Before After

Steps to Improve a Second Bedroom

The Wasatch Front Multiple Listing Service is full of blurry and over/under-exposed photographs that either darken or wash-out a room. This is a perfect example of why a professional photographer makes all of the difference in showcasing a home for sale. The first photo is way too bright and as a result, the contrasting colors on the walls and bedspread are lost. The ceiling fan light becomes the focal point and the rest of the room gets lost. The second photo shows the contrast of color. The walls are warm, the off-white outline of the bedspread actually stands out and matches the lighter foot throw and rear pillows at the top of the bed. The indirect lighting also helps to accentuate the soft features of this comfortable bedroom. Note, you can also see the green trees offering privacy outside of the window.

Before After

Steps to Improve a Living Room with Vaulted Ceiling

This 5 bedroom home had a very small living room and no family room. Therefore, it was very important to scale back the furniture to make the space feel and appear larger. In the overhead shot to the left you can see the room had a mixture of antique furniture and contemporary - and lots of it. In re-staging the living room, we only utilized the antique pieces. The rich dark woods made a nice contrast with the neutral tones of the house. We also removed the large prints from the wall (as seen on the right side of the left photo). In doing this, we captured the drama of the high windows and vaulted ceiling. As a result, the room feels and appears much more spacious in the photo to the right. We also captured the mature, green trees to the front of the house outside of the windows.



Steps to Improve a Guest Bedroom

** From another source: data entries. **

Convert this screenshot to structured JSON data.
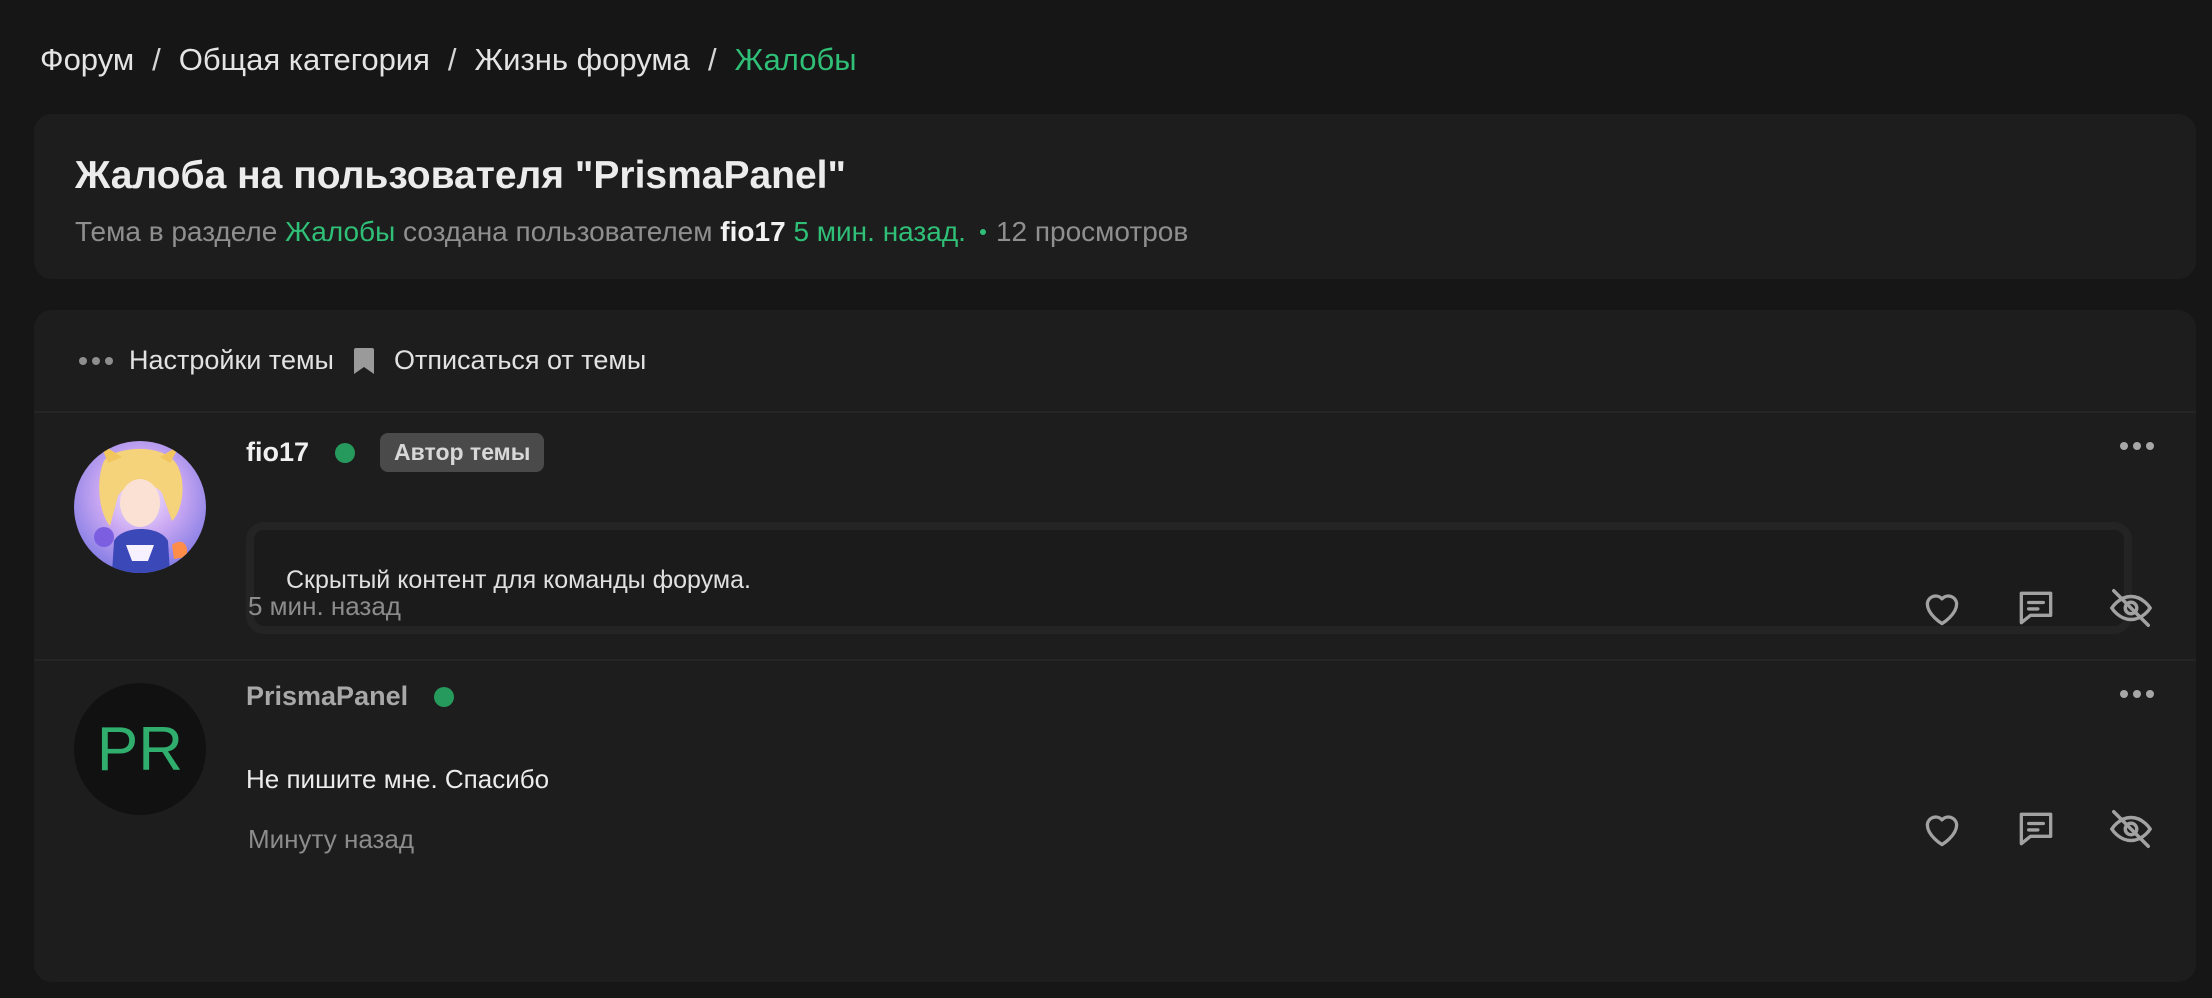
{
  "breadcrumb": {
    "items": [
      "Форум",
      "Общая категория",
      "Жизнь форума"
    ],
    "separator": "/",
    "current": "Жалобы"
  },
  "thread": {
    "title": "Жалоба на пользователя \"PrismaPanel\"",
    "meta_prefix": "Тема в разделе",
    "section": "Жалобы",
    "meta_created": "создана пользователем",
    "author": "fio17",
    "time": "5 мин. назад.",
    "views": "12 просмотров"
  },
  "toolbar": {
    "settings_label": "Настройки темы",
    "unsubscribe_label": "Отписаться от темы"
  },
  "posts": [
    {
      "author": "fio17",
      "badge": "Автор темы",
      "content": "Скрытый контент для команды форума.",
      "timestamp": "5 мин. назад"
    },
    {
      "author": "PrismaPanel",
      "avatar_initials": "PR",
      "content": "Не пишите мне. Спасибо",
      "timestamp": "Минуту назад"
    }
  ],
  "icons": {
    "like": "heart-icon",
    "reply": "message-icon",
    "hide": "eye-off-icon",
    "more": "more-dots-icon",
    "bookmark": "bookmark-icon"
  },
  "colors": {
    "accent": "#2fbf77",
    "online": "#26995c",
    "background": "#161616",
    "card": "#1d1d1d"
  }
}
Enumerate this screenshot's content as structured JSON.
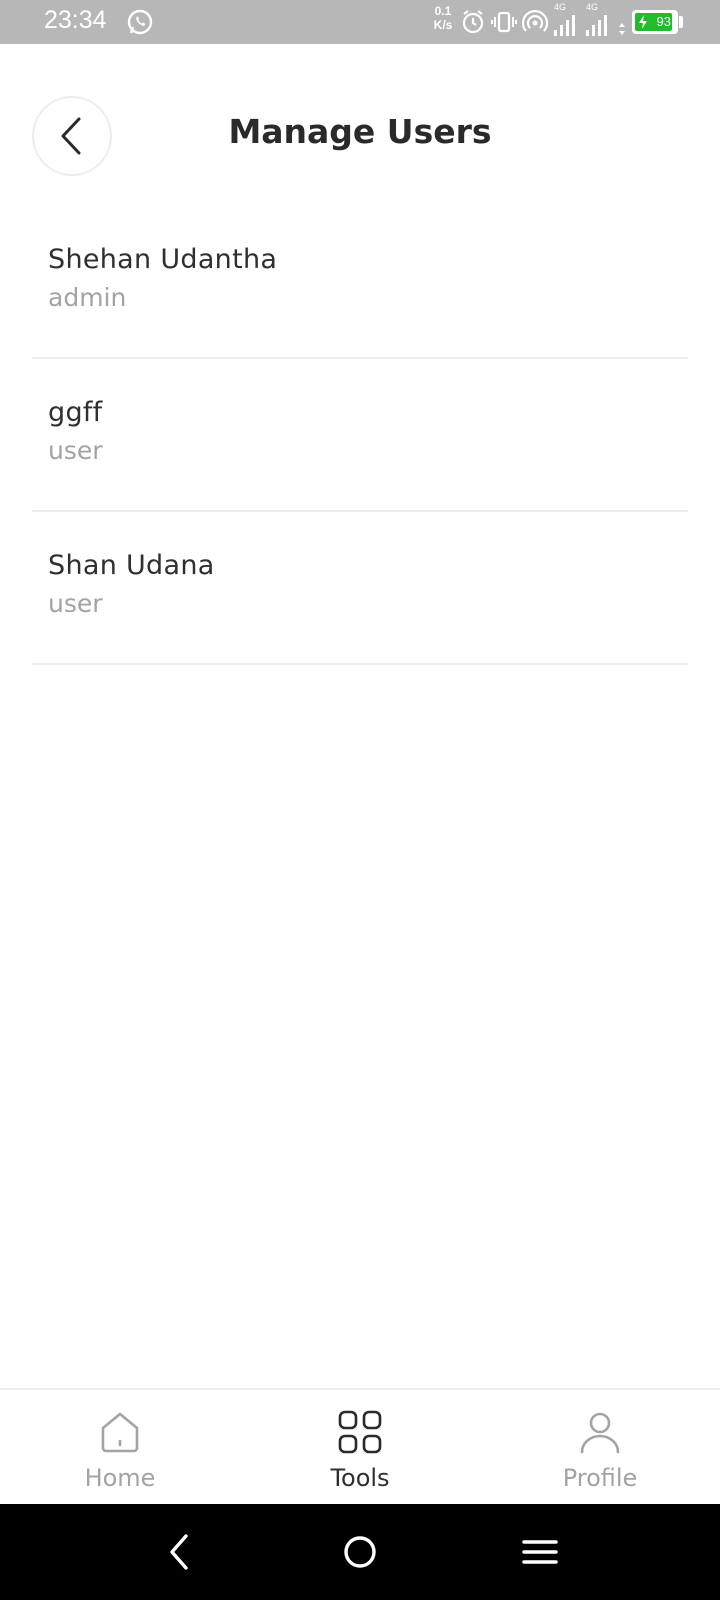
{
  "status_bar": {
    "time": "23:34",
    "net_speed_value": "0.1",
    "net_speed_unit": "K/s",
    "battery_level": "93",
    "battery_fraction": 0.93,
    "icons": [
      "whatsapp-icon",
      "alarm-icon",
      "vibrate-icon",
      "hotspot-icon",
      "signal-4g-icon",
      "signal-4g-icon",
      "battery-charging-icon"
    ],
    "signal_labels": [
      "4G",
      "4G"
    ]
  },
  "header": {
    "back_icon": "chevron-left-icon",
    "title": "Manage Users"
  },
  "users": [
    {
      "name": "Shehan Udantha",
      "role": "admin"
    },
    {
      "name": "ggff",
      "role": "user"
    },
    {
      "name": "Shan Udana",
      "role": "user"
    }
  ],
  "bottom_nav": {
    "items": [
      {
        "label": "Home",
        "icon": "home-icon",
        "active": false
      },
      {
        "label": "Tools",
        "icon": "grid-icon",
        "active": true
      },
      {
        "label": "Profile",
        "icon": "user-icon",
        "active": false
      }
    ]
  },
  "system_nav": {
    "icons": [
      "back-icon",
      "home-circle-icon",
      "menu-icon"
    ]
  },
  "colors": {
    "title": "#2a2a2a",
    "secondary_text": "#a3a3a3",
    "divider": "#ececec",
    "status_bar_bg": "#b7b7b7",
    "battery_green": "#22bb2a"
  }
}
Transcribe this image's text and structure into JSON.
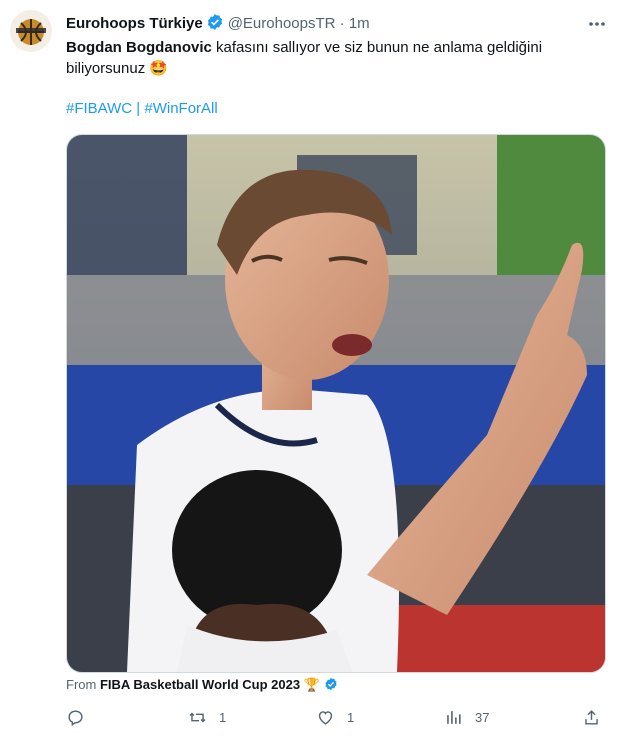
{
  "author": {
    "display_name": "Eurohoops Türkiye",
    "handle": "@EurohoopsTR",
    "separator": "·",
    "time": "1m",
    "avatar_icon": "basketball-logo-icon"
  },
  "tweet": {
    "bold_name": "Bogdan Bogdanovic",
    "text": " kafasını sallıyor ve siz bunun ne anlama geldiğini biliyorsunuz",
    "emoji": "🤩",
    "hashtag_1": "#FIBAWC",
    "hashtag_sep": " | ",
    "hashtag_2": "#WinForAll"
  },
  "media": {
    "type": "video-thumbnail",
    "icon": "video-frame-basketball-player"
  },
  "source": {
    "prefix": "From ",
    "name": "FIBA Basketball World Cup 2023",
    "trophy": "🏆"
  },
  "actions": {
    "reply_count": "",
    "retweet_count": "1",
    "like_count": "1",
    "views_count": "37"
  },
  "colors": {
    "accent": "#1d9bf0",
    "text": "#0f1419",
    "muted": "#536471"
  }
}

True, you are moving, so boxes are likely to be everywhere. Have you seen photos like these when you've been searching for homes? Probably so. In fact, you will also see many photos on the MLS featuring rooms with closed blinds. Although this can be a deliberate move to hide unappealing objects or scenery outside of the window, well over 60% of the time it's simply because the person taking the photo was attempting to block bright light as depicted in the window above the bed in the left photo. If we hadn't scheduled the photo shoot at the right time of day, look at the green trees outside of each window we would have missed showing perspective buyers in the photo to the right. This bedroom was light, spacious and comfortable and that is exactly what the photo shows. Note that even the blue accent vases stand out better on the chest of drawers and desk under the window.

Before After

Steps to Improve a Basement Bedroom

Let's face it, most kids have messy bedrooms; especially when they're teenagers. The photo on the left tells the story. It requires no explanation. However, notice the photo on the right. The room looks and feels much more spacious and the lighter bedspread helps to enhance that feeling. If you look closely, you will see the tree trunk outside of the window and the stone rock wall as well. Note that the proper lighting also makes a considerable difference in the appeal and feeling of this room.

Before After